Take the entries below and reproduce them word for word.

+---+

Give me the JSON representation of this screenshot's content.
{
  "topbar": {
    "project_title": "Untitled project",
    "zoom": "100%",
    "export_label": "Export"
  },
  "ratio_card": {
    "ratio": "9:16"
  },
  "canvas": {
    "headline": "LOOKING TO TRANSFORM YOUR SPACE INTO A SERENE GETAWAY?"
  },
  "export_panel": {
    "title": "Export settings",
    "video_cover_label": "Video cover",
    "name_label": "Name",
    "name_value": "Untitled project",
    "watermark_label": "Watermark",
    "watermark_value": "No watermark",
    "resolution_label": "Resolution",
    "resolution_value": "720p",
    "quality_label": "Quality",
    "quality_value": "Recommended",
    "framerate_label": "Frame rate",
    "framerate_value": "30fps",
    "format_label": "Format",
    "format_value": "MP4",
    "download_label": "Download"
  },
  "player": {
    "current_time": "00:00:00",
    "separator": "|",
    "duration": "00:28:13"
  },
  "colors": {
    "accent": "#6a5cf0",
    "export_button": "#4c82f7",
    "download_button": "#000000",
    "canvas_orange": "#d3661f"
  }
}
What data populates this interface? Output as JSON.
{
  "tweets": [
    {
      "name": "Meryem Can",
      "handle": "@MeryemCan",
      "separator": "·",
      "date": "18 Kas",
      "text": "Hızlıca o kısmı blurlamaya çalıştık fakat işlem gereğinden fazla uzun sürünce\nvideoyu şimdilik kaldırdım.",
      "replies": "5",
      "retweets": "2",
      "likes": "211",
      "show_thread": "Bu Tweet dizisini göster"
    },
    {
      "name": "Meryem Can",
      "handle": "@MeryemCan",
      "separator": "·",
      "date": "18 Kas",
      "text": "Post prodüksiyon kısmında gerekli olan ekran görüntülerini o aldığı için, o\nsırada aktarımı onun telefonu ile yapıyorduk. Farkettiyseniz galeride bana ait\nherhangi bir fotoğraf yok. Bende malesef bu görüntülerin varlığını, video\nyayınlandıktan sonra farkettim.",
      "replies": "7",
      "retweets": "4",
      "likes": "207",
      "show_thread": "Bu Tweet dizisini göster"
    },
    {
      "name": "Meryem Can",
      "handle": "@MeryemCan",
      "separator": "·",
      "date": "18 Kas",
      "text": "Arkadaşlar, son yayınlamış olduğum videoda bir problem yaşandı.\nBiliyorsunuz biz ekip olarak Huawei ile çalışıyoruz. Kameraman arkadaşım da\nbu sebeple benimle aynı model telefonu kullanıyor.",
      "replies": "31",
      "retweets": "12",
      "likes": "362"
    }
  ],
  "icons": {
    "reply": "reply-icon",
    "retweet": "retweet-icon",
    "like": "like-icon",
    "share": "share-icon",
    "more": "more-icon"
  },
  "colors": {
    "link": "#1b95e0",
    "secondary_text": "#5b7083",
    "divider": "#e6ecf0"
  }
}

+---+

▶ **Solution**
Give me the JSON representation of this screenshot's content.
{
  "topbar": {
    "project_title": "Untitled project",
    "zoom": "100%",
    "export_label": "Export"
  },
  "ratio_card": {
    "ratio": "9:16"
  },
  "canvas": {
    "headline": "LOOKING TO TRANSFORM YOUR SPACE INTO A SERENE GETAWAY?"
  },
  "export_panel": {
    "title": "Export settings",
    "video_cover_label": "Video cover",
    "name_label": "Name",
    "name_value": "Untitled project",
    "watermark_label": "Watermark",
    "watermark_value": "No watermark",
    "resolution_label": "Resolution",
    "resolution_value": "720p",
    "quality_label": "Quality",
    "quality_value": "Recommended",
    "framerate_label": "Frame rate",
    "framerate_value": "30fps",
    "format_label": "Format",
    "format_value": "MP4",
    "download_label": "Download"
  },
  "player": {
    "current_time": "00:00:00",
    "separator": "|",
    "duration": "00:28:13"
  },
  "colors": {
    "accent": "#6a5cf0",
    "export_button": "#4c82f7",
    "download_button": "#000000",
    "canvas_orange": "#d3661f"
  }
}
What data populates this interface? Output as JSON.
{
  "tweets": [
    {
      "name": "Meryem Can",
      "handle": "@MeryemCan",
      "separator": "·",
      "date": "18 Kas",
      "text": "Hızlıca o kısmı blurlamaya çalıştık fakat işlem gereğinden fazla uzun sürünce\nvideoyu şimdilik kaldırdım.",
      "replies": "5",
      "retweets": "2",
      "likes": "211",
      "show_thread": "Bu Tweet dizisini göster"
    },
    {
      "name": "Meryem Can",
      "handle": "@MeryemCan",
      "separator": "·",
      "date": "18 Kas",
      "text": "Post prodüksiyon kısmında gerekli olan ekran görüntülerini o aldığı için, o\nsırada aktarımı onun telefonu ile yapıyorduk. Farkettiyseniz galeride bana ait\nherhangi bir fotoğraf yok. Bende malesef bu görüntülerin varlığını, video\nyayınlandıktan sonra farkettim.",
      "replies": "7",
      "retweets": "4",
      "likes": "207",
      "show_thread": "Bu Tweet dizisini göster"
    },
    {
      "name": "Meryem Can",
      "handle": "@MeryemCan",
      "separator": "·",
      "date": "18 Kas",
      "text": "Arkadaşlar, son yayınlamış olduğum videoda bir problem yaşandı.\nBiliyorsunuz biz ekip olarak Huawei ile çalışıyoruz. Kameraman arkadaşım da\nbu sebeple benimle aynı model telefonu kullanıyor.",
      "replies": "31",
      "retweets": "12",
      "likes": "362"
    }
  ],
  "icons": {
    "reply": "reply-icon",
    "retweet": "retweet-icon",
    "like": "like-icon",
    "share": "share-icon",
    "more": "more-icon"
  },
  "colors": {
    "link": "#1b95e0",
    "secondary_text": "#5b7083",
    "divider": "#e6ecf0"
  }
}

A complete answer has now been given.